Data in this exercise START

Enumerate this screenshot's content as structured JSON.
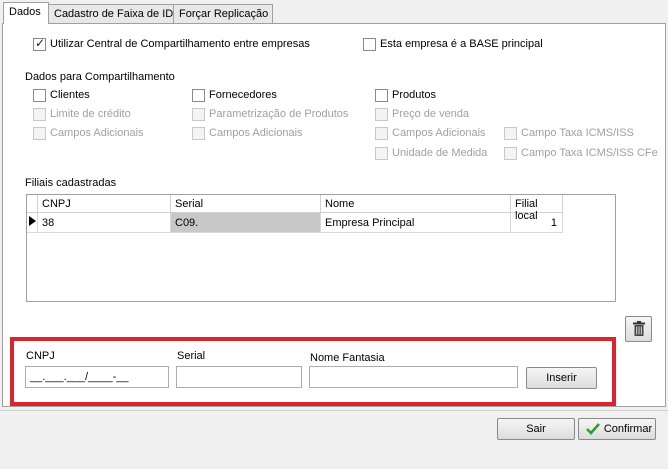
{
  "tabs": [
    {
      "label": "Dados"
    },
    {
      "label": "Cadastro de Faixa de ID"
    },
    {
      "label": "Forçar Replicação"
    }
  ],
  "options": {
    "central": {
      "label": "Utilizar Central de Compartilhamento entre empresas",
      "checked": true
    },
    "base": {
      "label": "Esta empresa é a BASE principal",
      "checked": false
    }
  },
  "sharing": {
    "title": "Dados para Compartilhamento",
    "clientes": {
      "label": "Clientes",
      "limite": "Limite de crédito",
      "campos": "Campos Adicionais"
    },
    "fornecedores": {
      "label": "Fornecedores",
      "param": "Parametrização de Produtos",
      "campos": "Campos Adicionais"
    },
    "produtos": {
      "label": "Produtos",
      "preco": "Preço de venda",
      "campos": "Campos Adicionais",
      "unidade": "Unidade de Medida",
      "icms": "Campo Taxa ICMS/ISS",
      "icms_cfe": "Campo Taxa ICMS/ISS CFe"
    }
  },
  "filiais": {
    "title": "Filiais cadastradas",
    "headers": {
      "cnpj": "CNPJ",
      "serial": "Serial",
      "nome": "Nome",
      "filial": "Filial local"
    },
    "rows": [
      {
        "cnpj": "38",
        "serial": "C09.",
        "nome": "Empresa Principal",
        "filial": "1"
      }
    ]
  },
  "form": {
    "cnpj_label": "CNPJ",
    "cnpj_value": "__.___.___/____-__",
    "serial_label": "Serial",
    "serial_value": "",
    "nome_label": "Nome Fantasia",
    "nome_value": "",
    "inserir": "Inserir"
  },
  "footer": {
    "sair": "Sair",
    "confirmar": "Confirmar"
  },
  "colors": {
    "highlight": "#d8262c",
    "confirm_check": "#2e9e2e"
  },
  "icons": {
    "delete": "trash-icon",
    "confirm": "check-icon",
    "row_pointer": "row-pointer-icon"
  }
}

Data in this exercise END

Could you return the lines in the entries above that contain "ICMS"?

      "icms": "Campo Taxa ICMS/ISS",
      "icms_cfe": "Campo Taxa ICMS/ISS CFe"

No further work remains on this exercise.